Intersecting realities

I recently wrote a piece for a publication on managing one’s online persona as an important part of marketing. Seems like a natural topic for me, of course, but the (online) publication is for young/new lawyers. I was excited to write this piece, and a little challenged because I knew I needed to be aware of the alternate lexicon of the readers–that is, lawyers don’t have the same baseline understanding of marketing as commercial photographers do. I was doing my usual work, but differently and for a different audience.

Why am I bringing this up? Because it serves as an example of how reaching outside of your traditional circle is not only possible, it’s energizing. My knowledge from my photo-marketing life translates to my new lawyer-to-be life here. The intersection presents new possibilities for me moving forward. Your abilities as a photographer can transfer to a new reality for you as well.

Your existing skills open doors you probably haven’t realized or considered, but you should–new tools and techniques (hello, motion!) and, by extension, markets. Your vision is about the whole you and that has a lot of intersecting points. You have evolved with time and you have a multifaceted reality. Let your work reflect those facets, not be bound up by what you have done but rather show the complexity of the whole you, now and looking forward.

What is important to you?

Last evening I went out to a movie (L’heure d’été) with a photographer-friend. It was a nice way to spend an evening, watching a French film and talking about everything, including shop.

One thing struck me during our conversation–how important finding and getting comfortable with your own definition of success is. My friend is a very successful photographer, but as he spoke he sounded as if, while that was all well and good, he should be more financially successful because of his age, experience, and education. As he sort of put it, if he were in some other business, by his age he’d be looking at buying vacation home somewhere, etc.

It was kind of disconcerting to hear because, as I said, he is quite successful on several levels. But I think he couldn’t accept that for some reason and was pushing for more. Now that may not be a bad thing–as long as it is coming from inside of the person rather than what a person thinks s/he is supposed to be wanting/doing (and in my friend’s case I’m not 100% sure of the origin but I think it’s internal).

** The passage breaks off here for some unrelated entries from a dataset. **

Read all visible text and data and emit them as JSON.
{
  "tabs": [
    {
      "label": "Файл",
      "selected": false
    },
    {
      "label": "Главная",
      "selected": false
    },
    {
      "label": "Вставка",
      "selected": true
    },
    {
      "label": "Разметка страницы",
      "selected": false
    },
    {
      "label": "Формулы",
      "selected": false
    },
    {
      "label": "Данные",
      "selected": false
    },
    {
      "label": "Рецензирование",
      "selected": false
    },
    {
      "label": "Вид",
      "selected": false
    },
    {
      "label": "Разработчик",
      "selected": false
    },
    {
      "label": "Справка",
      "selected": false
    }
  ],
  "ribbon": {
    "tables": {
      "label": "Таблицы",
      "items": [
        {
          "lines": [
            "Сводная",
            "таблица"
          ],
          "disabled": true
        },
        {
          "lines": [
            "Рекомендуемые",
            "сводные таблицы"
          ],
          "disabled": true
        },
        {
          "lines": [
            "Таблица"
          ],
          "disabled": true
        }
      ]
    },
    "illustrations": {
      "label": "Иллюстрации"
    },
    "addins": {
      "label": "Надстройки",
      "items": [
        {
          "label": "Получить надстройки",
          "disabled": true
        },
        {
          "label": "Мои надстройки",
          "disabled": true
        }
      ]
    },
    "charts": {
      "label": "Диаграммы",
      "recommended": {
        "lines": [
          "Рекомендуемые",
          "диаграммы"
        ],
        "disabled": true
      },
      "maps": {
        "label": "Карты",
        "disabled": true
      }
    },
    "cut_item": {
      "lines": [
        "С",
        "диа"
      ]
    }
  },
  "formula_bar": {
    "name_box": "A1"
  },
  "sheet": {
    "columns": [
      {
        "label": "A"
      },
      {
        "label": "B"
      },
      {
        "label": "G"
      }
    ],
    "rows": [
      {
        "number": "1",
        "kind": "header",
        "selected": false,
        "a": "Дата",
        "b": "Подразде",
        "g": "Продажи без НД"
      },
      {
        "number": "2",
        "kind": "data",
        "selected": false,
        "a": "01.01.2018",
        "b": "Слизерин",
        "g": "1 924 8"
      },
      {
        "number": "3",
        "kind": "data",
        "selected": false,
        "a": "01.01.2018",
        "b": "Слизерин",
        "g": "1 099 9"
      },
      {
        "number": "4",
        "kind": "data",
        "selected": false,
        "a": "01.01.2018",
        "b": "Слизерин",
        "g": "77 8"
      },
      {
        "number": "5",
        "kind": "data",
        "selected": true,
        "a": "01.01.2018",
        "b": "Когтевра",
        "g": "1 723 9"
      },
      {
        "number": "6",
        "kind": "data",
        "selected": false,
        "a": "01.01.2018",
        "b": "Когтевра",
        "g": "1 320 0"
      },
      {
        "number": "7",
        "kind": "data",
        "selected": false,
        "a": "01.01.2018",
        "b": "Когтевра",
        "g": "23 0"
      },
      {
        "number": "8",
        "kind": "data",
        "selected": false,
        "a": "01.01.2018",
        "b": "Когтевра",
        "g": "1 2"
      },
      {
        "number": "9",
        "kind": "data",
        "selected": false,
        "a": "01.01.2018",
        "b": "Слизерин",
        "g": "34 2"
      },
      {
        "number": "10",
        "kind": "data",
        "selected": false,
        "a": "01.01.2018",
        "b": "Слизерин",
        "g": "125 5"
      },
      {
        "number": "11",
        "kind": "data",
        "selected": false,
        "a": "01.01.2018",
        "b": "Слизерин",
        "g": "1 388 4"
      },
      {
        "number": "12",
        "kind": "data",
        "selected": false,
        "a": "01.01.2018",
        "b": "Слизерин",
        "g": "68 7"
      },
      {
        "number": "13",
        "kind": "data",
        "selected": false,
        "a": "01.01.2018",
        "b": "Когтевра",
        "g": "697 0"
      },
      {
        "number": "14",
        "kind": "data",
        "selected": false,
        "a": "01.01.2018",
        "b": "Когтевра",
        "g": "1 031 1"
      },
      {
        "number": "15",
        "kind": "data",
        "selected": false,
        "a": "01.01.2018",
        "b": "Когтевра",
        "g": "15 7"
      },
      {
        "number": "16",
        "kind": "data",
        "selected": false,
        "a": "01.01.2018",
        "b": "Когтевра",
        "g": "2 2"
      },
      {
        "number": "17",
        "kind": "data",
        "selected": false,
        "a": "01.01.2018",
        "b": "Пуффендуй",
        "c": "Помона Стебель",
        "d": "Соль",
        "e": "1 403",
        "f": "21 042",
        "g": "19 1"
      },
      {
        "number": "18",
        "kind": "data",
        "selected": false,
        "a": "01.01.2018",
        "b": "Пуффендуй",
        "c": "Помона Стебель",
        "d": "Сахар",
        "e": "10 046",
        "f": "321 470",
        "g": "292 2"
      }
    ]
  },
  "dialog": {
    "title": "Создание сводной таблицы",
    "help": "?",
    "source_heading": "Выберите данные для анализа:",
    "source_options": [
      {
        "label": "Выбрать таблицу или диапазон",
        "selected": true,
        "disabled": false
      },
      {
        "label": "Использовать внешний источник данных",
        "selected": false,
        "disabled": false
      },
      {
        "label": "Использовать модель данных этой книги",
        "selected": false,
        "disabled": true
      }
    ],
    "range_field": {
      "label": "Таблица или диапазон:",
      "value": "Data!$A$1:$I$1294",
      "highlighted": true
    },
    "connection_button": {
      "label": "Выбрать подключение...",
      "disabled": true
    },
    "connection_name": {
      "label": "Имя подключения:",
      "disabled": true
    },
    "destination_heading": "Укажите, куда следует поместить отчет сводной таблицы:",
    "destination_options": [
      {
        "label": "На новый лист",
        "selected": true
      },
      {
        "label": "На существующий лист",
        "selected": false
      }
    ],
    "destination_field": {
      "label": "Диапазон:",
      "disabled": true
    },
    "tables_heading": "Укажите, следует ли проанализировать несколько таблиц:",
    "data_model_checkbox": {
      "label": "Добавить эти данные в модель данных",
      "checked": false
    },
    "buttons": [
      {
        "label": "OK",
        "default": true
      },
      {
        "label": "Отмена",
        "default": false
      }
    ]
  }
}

By that I mean that it is one thing to set your own goal of (for example) being able to buy a vacation home by a certain age, but it is quite another to set that goal because you think there is something wrong with you if you don’t–that you might be seen as a loser or something.

We each need to look at what we want out of life and prioritize. Those wants and desires have got to come from within, not the external pressures even of our loved ones. You can’t want to achieve X because maybe your spouse thinks you should achieve X, but rather because X is important to you, regardless of the outside world’s opinion(s).

Then, once you have your own priorities, you need to live up to them without shame or rationalization. Maybe your priority conflicts with the desires of someone else. That sucks when it happens, but if you change your path to fit their desires, then you are shooting yourself in the foot. You can’t be you and pursue your creative and/or career and/or life goals if you modify your path for all the external influences you face. It’s hard to be completely honest like that–people will inadvertently get hurt, but as a talented therapist I know once said “There are necessary hurts and you have to let go of the guilt when you have to hurt someone for your own best needs.”

The other side of this coin is that you have to stop judging others’ goals and priorities and/or forcing your will on them. Maybe one of your colleagues doesn’t prioritize making a lot of money but traveling is number one for her/him–don’t judge that, just accept it. And when your wants/desires/priorities come into conflict with someone else’s, don’t get too upset if you can’t make it work out. Maybe you meet a great potential life partner but you want to travel the world for months at a time and s/he wants to raise a family in a suburb. Both are legitimate goals and priorities, but if you try to make that work, one of you will be miserable. Better to be honest and draw your boundaries clearly. Yes, someone might get hurt, but we’re all grown-ups and can deal with it.

By making your own priorities from your own desires and drive, you can find more satisfaction in your work. You know when you are doing the work that takes you another step in the “right” direction. You’ll be able to deal with the clients from hell better and you’ll be able to like the face in the mirror more. So take some time to ask yourself “What is important to me? What do I really want?” then you can figure out how to get there.